"I was in bed watching Inglorious Bastards when I got a call from Jeffrey Fraenkel, my dealer in San Francisco, and he said, 'Do you know what's going on live here?'" Misrach told ARTINFO. "I was totally shocked. Naturally my other galleries started calling and my family was all atwitter, because it's a whole different world."
Misrach, a sought-after San Francisco artist who has been shown in galleries around the world, says that Apple first contacted him some time ago and asked to see about 10 images from his different series, but rejected them. Then two weeks ago, on the night of the opening of his current show at Chelsea's Pace/MacGill gallery, he received an email from the company saying it had reconsidered and wanted to license Pyramid Lake (at Night), a 2004 photo he took at a Native American reservation in Nevada. Terms were set for a five-year exclusive deal, with the company saying they would use the image for screen-savers and other features. There was no mention of the iPad. "The funny thing is that I don't even have a contract with them yet, so they must have decided on it at the eleventh hour," Misrach says. "I'm sure they'll send me one quickly now. But I'm very happy, I'm sure it's fine, and the terms are good."
The photograph, which was instantly seen around the world when photos of the device appeared on the front page of the New York Times' site and elsewhere, is part of a series on the American desert that Misrach has been working on for 35 years. "It's a long night exposure where the moon is lighting up the mountains in the distance," he says. "I shot it on an 8x10 camera, so the quality is really beautiful and you can see star trails going through the sky."

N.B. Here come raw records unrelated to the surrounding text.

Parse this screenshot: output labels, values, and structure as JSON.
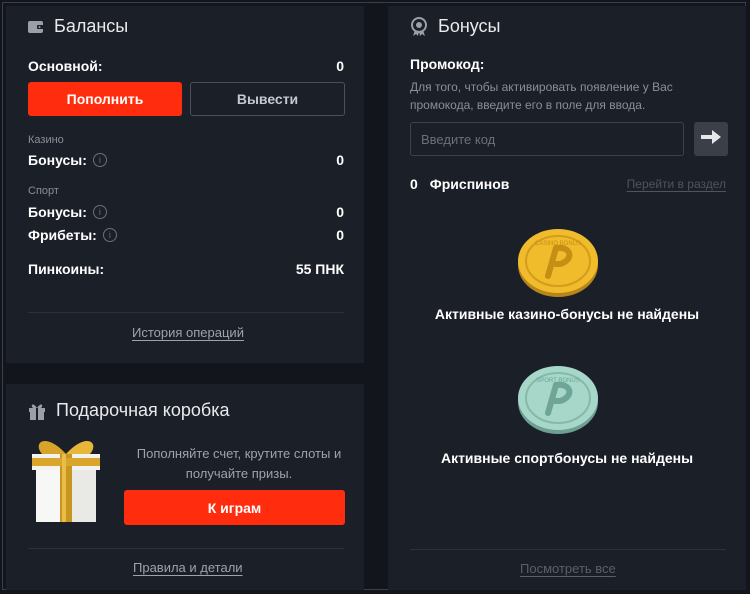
{
  "balances": {
    "title": "Балансы",
    "main_label": "Основной:",
    "main_value": "0",
    "deposit_label": "Пополнить",
    "withdraw_label": "Вывести",
    "casino_caption": "Казино",
    "casino_bonus_label": "Бонусы:",
    "casino_bonus_value": "0",
    "sport_caption": "Спорт",
    "sport_bonus_label": "Бонусы:",
    "sport_bonus_value": "0",
    "freebets_label": "Фрибеты:",
    "freebets_value": "0",
    "pincoins_label": "Пинкоины:",
    "pincoins_value": "55 ПНК",
    "history_link": "История операций"
  },
  "gift": {
    "title": "Подарочная коробка",
    "description": "Пополняйте счет, крутите слоты и получайте призы.",
    "play_button": "К играм",
    "rules_link": "Правила и детали"
  },
  "bonuses": {
    "title": "Бонусы",
    "promo_label": "Промокод:",
    "promo_description": "Для того, чтобы активировать появление у Вас промокода, введите его в поле для ввода.",
    "promo_placeholder": "Введите код",
    "freespins_count": "0",
    "freespins_label": "Фриспинов",
    "goto_section_link": "Перейти в раздел",
    "casino_coin_text": "CASINO BONUS",
    "sport_coin_text": "SPORT BONUS",
    "casino_empty": "Активные казино-бонусы не найдены",
    "sport_empty": "Активные спортбонусы не найдены",
    "view_all_link": "Посмотреть все"
  },
  "colors": {
    "accent_red": "#ff2d0e",
    "panel_bg": "#1b1f27",
    "page_bg": "#12151b",
    "gold_coin": "#e9b52a",
    "sport_coin": "#8fc7b8"
  },
  "icons": [
    "wallet-icon",
    "medal-icon",
    "gift-icon",
    "info-icon",
    "arrow-right-icon"
  ]
}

Misrach--who previously gained some notoriety for his 2002-2005 series "On the Beach," which was partially inspired by images of people jumping from the World Trade Center on 9/11--says that part of the arrangement with Apple stipulated that he wouldn't get credit from the company, which goes the same for other artists and artist estates that were given the same five-year licensing arrangement. Some of the other artists attached include "people like van Gogh and Ansel Adams," he says.
According to the photographer, this is the first time he has licensed an image for commercial use in his 40-year career--a deal he agreed to because he's a fan of the company. 'What's funny is that for years I actually used the photo as my own screensaver," Misrach says. "So I guess they know what they're doing."